App and web page records:
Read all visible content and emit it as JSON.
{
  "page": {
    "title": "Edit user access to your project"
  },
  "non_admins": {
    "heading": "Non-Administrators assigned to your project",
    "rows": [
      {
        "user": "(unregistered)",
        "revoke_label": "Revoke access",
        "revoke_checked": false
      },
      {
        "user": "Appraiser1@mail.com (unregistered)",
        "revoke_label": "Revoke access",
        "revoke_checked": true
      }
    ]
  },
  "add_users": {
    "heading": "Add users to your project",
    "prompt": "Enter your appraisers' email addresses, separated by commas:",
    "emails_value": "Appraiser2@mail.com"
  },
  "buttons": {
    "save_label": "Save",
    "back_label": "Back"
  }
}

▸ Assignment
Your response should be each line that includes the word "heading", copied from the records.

▸ Final answer
    "heading": "Non-Administrators assigned to your project",
    "heading": "Add users to your project",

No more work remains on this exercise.